Why You Should Visit The Venice Biennale & Top Tips for When You Do18 Sep 2022 | 0 Comments
I was lucky enough to visit the esteemed Olympic-scale contemporary art event the Venice Biennale this year. And I think you should go too.
The Venice Biennale happens, by definition, once every two years. It involves countries worldwide coming together to present the best of contemporary art and is loosely split into three parts.
First, there is the central exhibition, which is organised by the artistic director and centres around a theme. This is a very large scale, more traditional style of exhibition as it has a singular curator and combines art and artists around a singular curatorial question. This takes place in the Central Pavilion in the public gardens known as the Giardini, as well as at the entrance to the second venue, the dockyards known as the Arsenale.
On top of this there are national pavilions, which are organised by the countries they represent, and showcase one or more artists (usually from or living in that country). Each one of these is different, and whilst they may have considered the overarching theme when deciding on the artist chosen, the national pavilions each have their own unique identity.
Finally, if you have any more energy, there are independently organised exhibitions scattered around the city, known as Collateral Events. These can be fun to stumble across, or hunt down like treasure on a pirate map.
So, you know what is involved, but why should you go?
Because Venice is beautiful…
Okay so this might not be about the Biennale itself, but if you are going to go to a large-scale art event, why wouldn’t you choose the one in the most picturesque location?
Because it is surprisingly cheap…
Having seen celebrities and art world titans attending year after year, I had assumed that the Venice Biennale was exclusively for the rich and famous. I was wrong. Tickets are just over 25 euros, allowing for 1 admission to each venue.
Because of the sheer scale…
The scale and funding involved in this event means not only is there something for everyone, but the ambition of the art projects is like nothing you have seen before.
Because it is a global event…
This year 213 artists were a part of the central exhibition alone, hailing from 58 countries, whilst 80 nations took part by hosting their own pavilion. This is growing every year, and it is a refreshing change of pace that even tiny or remote countries have the opportunity to show off their artistic prowess.
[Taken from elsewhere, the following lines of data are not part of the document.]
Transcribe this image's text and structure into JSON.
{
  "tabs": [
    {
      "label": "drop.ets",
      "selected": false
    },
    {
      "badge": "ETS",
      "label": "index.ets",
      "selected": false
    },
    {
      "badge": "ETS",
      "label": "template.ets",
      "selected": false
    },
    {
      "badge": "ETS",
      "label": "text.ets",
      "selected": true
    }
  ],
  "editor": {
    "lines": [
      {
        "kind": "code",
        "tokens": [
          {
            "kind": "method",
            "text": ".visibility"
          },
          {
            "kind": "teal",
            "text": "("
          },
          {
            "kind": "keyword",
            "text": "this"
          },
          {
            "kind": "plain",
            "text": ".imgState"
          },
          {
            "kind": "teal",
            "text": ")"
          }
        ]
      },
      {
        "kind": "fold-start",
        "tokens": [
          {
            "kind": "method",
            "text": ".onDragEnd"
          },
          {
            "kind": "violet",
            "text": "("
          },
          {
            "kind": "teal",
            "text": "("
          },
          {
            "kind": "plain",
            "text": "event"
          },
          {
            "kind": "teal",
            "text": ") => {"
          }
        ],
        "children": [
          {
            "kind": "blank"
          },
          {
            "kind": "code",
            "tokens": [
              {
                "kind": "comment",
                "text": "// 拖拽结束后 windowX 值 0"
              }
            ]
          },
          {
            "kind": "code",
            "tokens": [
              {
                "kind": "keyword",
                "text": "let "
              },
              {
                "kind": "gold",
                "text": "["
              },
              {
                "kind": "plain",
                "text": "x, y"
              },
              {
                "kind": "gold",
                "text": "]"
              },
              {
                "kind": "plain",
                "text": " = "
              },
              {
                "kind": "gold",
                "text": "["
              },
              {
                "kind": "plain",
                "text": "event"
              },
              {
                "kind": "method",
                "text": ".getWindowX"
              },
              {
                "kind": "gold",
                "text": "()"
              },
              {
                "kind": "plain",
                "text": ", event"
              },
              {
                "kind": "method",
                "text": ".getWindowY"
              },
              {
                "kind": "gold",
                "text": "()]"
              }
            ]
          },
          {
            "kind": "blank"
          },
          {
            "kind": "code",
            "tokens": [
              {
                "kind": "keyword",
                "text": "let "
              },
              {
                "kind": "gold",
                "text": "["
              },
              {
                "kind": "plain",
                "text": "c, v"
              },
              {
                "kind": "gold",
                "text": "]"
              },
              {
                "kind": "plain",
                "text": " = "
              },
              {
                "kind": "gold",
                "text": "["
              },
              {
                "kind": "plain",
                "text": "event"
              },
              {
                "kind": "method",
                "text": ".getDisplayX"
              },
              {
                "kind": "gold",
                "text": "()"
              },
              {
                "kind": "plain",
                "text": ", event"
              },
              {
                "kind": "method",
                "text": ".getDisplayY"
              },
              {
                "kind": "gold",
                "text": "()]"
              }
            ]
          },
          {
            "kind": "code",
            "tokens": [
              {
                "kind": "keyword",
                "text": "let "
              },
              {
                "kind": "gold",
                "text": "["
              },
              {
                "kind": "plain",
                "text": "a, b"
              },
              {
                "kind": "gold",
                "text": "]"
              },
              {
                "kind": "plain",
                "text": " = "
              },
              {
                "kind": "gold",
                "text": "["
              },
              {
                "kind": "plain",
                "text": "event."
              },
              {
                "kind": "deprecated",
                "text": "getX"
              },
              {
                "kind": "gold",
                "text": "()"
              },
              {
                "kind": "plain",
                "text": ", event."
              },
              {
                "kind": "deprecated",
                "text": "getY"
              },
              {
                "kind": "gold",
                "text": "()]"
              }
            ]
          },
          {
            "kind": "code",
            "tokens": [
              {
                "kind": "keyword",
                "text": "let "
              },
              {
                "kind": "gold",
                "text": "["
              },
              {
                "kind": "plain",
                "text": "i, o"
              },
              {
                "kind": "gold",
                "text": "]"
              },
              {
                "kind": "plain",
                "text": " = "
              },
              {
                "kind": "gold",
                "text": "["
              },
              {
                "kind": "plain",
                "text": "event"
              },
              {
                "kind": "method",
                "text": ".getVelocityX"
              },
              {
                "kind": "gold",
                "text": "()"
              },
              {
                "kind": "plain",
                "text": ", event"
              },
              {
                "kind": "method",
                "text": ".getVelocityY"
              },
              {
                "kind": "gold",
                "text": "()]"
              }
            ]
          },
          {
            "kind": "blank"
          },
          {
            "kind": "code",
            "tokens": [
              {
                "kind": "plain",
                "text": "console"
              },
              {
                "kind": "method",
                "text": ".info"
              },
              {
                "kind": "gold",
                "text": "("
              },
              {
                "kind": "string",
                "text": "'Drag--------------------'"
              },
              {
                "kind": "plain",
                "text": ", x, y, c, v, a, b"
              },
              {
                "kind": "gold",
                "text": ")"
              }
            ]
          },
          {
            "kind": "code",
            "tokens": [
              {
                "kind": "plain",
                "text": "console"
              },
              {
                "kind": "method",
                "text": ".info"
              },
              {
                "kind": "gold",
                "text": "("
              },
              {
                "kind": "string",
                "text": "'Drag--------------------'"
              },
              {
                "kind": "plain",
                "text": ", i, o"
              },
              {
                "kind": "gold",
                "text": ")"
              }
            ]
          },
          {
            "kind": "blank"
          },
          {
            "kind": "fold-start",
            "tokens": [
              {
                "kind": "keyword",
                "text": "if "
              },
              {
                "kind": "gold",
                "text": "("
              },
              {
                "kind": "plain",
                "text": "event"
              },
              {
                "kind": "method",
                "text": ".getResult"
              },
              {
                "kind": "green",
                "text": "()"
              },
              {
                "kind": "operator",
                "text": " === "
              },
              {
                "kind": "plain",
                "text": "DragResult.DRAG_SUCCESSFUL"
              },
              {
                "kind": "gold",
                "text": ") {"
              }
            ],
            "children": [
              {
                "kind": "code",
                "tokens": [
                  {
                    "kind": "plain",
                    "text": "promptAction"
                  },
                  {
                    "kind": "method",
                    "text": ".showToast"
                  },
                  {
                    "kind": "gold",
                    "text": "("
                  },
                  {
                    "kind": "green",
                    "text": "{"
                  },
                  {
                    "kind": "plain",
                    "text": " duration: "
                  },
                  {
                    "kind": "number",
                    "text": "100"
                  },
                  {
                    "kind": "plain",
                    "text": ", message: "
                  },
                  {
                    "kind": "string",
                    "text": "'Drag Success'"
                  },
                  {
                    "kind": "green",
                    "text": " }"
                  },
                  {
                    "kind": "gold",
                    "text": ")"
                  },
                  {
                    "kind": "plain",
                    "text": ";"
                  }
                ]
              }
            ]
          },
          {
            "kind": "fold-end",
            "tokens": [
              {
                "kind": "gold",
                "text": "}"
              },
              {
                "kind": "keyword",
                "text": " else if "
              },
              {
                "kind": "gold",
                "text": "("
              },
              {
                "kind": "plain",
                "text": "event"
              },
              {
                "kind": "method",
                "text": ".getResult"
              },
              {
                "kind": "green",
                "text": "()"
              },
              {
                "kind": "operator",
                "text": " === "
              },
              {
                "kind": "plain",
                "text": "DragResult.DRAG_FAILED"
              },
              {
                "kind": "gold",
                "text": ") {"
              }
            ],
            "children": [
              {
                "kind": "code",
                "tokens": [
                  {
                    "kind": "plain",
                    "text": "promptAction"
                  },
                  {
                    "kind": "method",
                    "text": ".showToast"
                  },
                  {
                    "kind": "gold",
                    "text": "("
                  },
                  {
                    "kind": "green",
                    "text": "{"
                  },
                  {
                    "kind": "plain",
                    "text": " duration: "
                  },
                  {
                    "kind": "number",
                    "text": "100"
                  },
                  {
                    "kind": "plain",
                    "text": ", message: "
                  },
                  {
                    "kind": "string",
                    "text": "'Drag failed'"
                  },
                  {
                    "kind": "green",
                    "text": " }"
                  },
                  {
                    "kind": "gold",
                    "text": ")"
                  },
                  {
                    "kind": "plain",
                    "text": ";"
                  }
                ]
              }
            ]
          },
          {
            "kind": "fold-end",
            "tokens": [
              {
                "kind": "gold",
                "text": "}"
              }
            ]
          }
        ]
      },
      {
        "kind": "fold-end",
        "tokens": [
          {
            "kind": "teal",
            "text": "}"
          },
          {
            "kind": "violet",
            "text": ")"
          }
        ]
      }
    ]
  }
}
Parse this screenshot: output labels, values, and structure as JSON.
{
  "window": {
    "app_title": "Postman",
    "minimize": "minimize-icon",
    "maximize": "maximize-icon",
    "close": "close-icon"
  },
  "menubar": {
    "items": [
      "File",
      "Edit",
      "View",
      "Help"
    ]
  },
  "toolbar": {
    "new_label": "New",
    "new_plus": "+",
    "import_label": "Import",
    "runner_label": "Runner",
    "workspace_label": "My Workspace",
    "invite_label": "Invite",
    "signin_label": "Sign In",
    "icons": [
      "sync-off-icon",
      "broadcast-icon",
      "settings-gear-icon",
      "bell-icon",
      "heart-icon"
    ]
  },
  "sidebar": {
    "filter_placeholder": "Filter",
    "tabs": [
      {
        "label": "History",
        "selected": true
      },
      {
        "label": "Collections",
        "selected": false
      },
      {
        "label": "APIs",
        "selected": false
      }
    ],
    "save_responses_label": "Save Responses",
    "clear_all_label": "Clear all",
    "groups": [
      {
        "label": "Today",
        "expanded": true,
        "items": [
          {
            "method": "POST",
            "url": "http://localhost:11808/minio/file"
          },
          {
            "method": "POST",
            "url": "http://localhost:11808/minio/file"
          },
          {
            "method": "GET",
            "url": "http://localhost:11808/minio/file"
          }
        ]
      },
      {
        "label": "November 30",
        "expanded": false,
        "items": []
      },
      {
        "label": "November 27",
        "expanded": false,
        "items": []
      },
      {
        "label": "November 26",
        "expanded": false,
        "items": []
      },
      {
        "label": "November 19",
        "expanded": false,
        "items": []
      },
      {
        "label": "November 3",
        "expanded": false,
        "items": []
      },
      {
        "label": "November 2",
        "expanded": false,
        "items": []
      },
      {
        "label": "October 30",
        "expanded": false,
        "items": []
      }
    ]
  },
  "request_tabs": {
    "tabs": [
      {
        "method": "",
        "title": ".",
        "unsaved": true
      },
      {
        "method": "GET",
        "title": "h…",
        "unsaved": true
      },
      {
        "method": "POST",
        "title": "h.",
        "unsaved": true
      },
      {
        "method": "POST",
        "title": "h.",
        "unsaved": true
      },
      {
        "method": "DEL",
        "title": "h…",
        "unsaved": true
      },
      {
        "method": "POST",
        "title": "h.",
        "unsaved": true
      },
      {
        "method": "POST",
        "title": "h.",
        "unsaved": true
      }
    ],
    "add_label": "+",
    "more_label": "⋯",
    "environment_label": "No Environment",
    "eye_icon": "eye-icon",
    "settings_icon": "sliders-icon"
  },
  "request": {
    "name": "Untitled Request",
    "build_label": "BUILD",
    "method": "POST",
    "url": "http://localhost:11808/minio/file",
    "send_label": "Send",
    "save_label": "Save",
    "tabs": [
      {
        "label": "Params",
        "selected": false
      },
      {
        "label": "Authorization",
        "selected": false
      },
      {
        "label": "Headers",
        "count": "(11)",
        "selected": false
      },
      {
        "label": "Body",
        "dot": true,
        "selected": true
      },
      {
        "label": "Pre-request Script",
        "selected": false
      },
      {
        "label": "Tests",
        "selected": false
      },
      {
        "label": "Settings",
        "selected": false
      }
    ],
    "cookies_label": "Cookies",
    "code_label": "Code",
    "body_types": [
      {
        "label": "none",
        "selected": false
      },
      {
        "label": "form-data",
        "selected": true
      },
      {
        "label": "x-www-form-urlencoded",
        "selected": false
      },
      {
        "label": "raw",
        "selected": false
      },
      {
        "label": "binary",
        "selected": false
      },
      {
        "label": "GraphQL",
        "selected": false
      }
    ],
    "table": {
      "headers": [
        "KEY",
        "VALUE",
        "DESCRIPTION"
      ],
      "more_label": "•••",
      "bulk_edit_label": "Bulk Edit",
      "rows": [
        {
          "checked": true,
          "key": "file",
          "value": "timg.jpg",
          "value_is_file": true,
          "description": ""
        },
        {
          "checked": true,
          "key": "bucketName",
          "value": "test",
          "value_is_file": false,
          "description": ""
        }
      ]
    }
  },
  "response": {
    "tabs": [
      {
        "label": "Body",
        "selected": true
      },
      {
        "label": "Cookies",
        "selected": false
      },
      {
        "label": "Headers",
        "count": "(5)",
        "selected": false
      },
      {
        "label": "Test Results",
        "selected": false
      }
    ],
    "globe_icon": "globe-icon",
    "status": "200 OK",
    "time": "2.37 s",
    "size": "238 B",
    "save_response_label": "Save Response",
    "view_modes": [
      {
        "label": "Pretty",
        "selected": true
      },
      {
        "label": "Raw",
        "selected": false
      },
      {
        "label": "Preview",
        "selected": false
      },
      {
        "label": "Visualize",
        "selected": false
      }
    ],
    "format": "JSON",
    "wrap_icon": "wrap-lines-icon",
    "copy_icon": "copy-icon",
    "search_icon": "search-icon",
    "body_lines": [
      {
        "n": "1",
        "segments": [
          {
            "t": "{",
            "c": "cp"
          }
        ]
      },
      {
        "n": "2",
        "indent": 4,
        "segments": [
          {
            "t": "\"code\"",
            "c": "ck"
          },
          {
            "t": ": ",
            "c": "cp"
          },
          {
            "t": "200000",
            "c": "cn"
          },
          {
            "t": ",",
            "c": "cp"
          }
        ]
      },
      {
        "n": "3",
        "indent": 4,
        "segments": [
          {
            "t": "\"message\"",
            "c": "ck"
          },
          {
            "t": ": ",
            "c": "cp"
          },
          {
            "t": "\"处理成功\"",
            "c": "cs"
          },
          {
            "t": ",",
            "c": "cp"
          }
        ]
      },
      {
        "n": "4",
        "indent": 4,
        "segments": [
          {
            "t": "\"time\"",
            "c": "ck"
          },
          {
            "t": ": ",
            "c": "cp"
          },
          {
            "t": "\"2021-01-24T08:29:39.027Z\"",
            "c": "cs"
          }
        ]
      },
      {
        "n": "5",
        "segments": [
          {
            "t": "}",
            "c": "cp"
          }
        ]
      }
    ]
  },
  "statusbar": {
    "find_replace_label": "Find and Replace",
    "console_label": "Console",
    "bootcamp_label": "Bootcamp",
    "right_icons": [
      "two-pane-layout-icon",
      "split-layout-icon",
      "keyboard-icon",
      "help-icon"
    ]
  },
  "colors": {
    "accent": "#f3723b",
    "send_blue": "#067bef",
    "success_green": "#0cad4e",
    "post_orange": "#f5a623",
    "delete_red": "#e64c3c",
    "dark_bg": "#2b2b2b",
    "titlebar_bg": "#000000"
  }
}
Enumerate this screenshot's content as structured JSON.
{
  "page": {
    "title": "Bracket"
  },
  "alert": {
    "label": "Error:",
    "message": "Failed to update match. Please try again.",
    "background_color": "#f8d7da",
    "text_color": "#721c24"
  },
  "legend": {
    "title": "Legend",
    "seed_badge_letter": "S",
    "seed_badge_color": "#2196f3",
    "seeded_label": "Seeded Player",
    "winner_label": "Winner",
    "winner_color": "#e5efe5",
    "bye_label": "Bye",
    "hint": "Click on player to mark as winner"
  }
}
Because who knows how long it will be there…
This is a sad fact, but due to the climate crisis and Venice’s unique position surrounded by water – it may not be around in the near future.
Because it has the best contemporary art…
Okay, I should have started with this one, but the truth is you should go simply because the art is so good. It is a place to get inspired and learn about the topics that are infiltrating the art world at that moment.
Top Tips if you decide to go:
Go in the later months
Avoid the heat and the crowds by visiting in September – November, if possible, you won’t regret it.
Get a ticket in advance
Early bird discounts are available, so if you know you are planning to go, get a ticket ahead of time and you could halve the cost
Spend at least one full day at each venue
There is so much to see that any less than one day dedicated to the Giardini, and one day at the Arsenale, and you will not get the most out of the event. It is no fun rushing around and taking nothing in, so give yourself enough time at each venue to avoid any stress.
Research the pavilions you want to see
Press and VIPs often attend the Biennale before it is open to the public, so whenever you go, you should be able to find some recommendations of critics' favourite pavilions that year. Since there is so much to see, it can be good to do your research beforehand and have a ‘wish-list’, so you can make sure you do not walk away with regrets.
Stay somewhere away from the action
Venice is a tourist hot-spot, and as such not an inexpensive place to stay. Save yourself the money and head to the more remote areas of the Island, such as Castello, or go so far as to stay on one of the nearby islands like Giudecca. You can still get everywhere you want to on a handy waterbus.
Take bug spray
Ok not at all art related, and I am not sure if this was just me, but out of personal experience, I would say some bug spray wouldn’t go amiss, haha!
So, there you have it, whether you want a last-minute holiday this year, or to start planning for two years’ time, the Venice Biennale should be on every art lover's bucket list!